Since the introduction of Bitcoin, South Korea has been in the forefront trading it. The country is one of the best-wired societies in the world and enjoys blazing-fast internet speeds. This has played a major role in making South Korea a hotbed of cryptocurrency.
For a long time, South Korea has allowed gambling only under certain specific conditions. This has consequently led to slow growth in the betting sector. However, with the growth of the internet and the introduction of cryptocurrency, gambling has taken a new face in the country. According to slotsjudge.com, Seoul is increasingly becoming a gambling hub where local and international gambling tourism is embraced. There are already 16 foreign-only owned casinos in the country. The number of the casinos is certainly bound to grow based on how digital currency will behave in the coming days.
South Korea’s share of the crypto market
South Korea has one of the largest Bitcoin markets, only behind Japan and the U.S. It accounts for more than 33% of Ethereum market share. It has the largest exchange market for Ether. Bithumb and Coinone are digital currency exchanges located in the country and which rank among the top 15 globally. Overall, South Korea accounts for at least 20% of global cryptocurrency trading.
The FSC announcement
Since the gambling ban was lifted a few years ago, Netent slots have become popular in the few online casinos in Korea. This can be likened to cryptocurrency which has grown rapidly in the past months. However, for cryptos, there has been negative or rather sobering announcements in the past few months. In September, the Financial Services Commission (FSC) ordered a ban on ICOs. According to the government, “cryptocurrencies are neither money nor currency nor financial products”. In a written statement, the government reiterated its earlier stance that it does not guarantee the proper value of virtual currencies.
On 28th December, after FSC directed that there would be no more ICOs (initial coin offers), Bitcoin price fell sharply to a low of $13,611. According to CoinDesk, which tracks Bitcoin’s price index from four exchanges, the drop represented a fall of 11% on that day. On Friday the 29th, the price fell further to $10,400 even though there was no immediate explanation as to the new decline.

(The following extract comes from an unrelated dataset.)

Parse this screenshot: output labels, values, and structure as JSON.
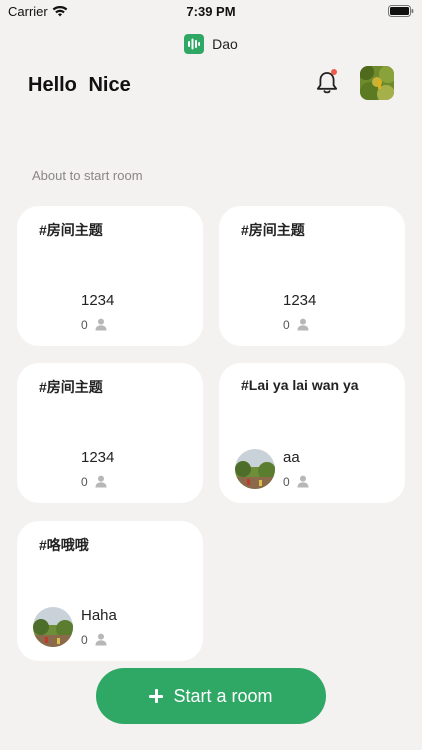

FSC stated that the new ICO rules would take effect in January 2018. The detailed statement said that all exchanges were prohibited from issuing any new trading accounts for cryptos. If an exchange disregards this directive, the government has the power to either stop trading or shut down the exchange altogether. The government further directed that crypto trading will no longer be done anonymously. Users must now use their real names while trading.
The way ahead for crypto market in South Korea
South Korea imitates China’s move to ban ICOs. The only difference is that in China, exchanges were ordered to refund the money collected during the ICOs. There are several reasons why the government of South Korea may be taking the move to reign in cryptocurrencies. In a statement, the government warned that cryptocurrencies could be vulnerable to the damage from investment fraud or hacking attacks on exchanges. According to the Prime Minister Lee Nak-Yeon, these could lead to serious distorted or pathological phenomenon.
As evidence, Youbit, a South Korean exchange filed for bankruptcy earlier December after losing a total of $107 in two instances to hackers. Fingers are pointing to North Korea after increased cases of hacking. The final effect of the South Korean government’s move and future developments in the cryptocurrency market will determine how strong the global market will be in future.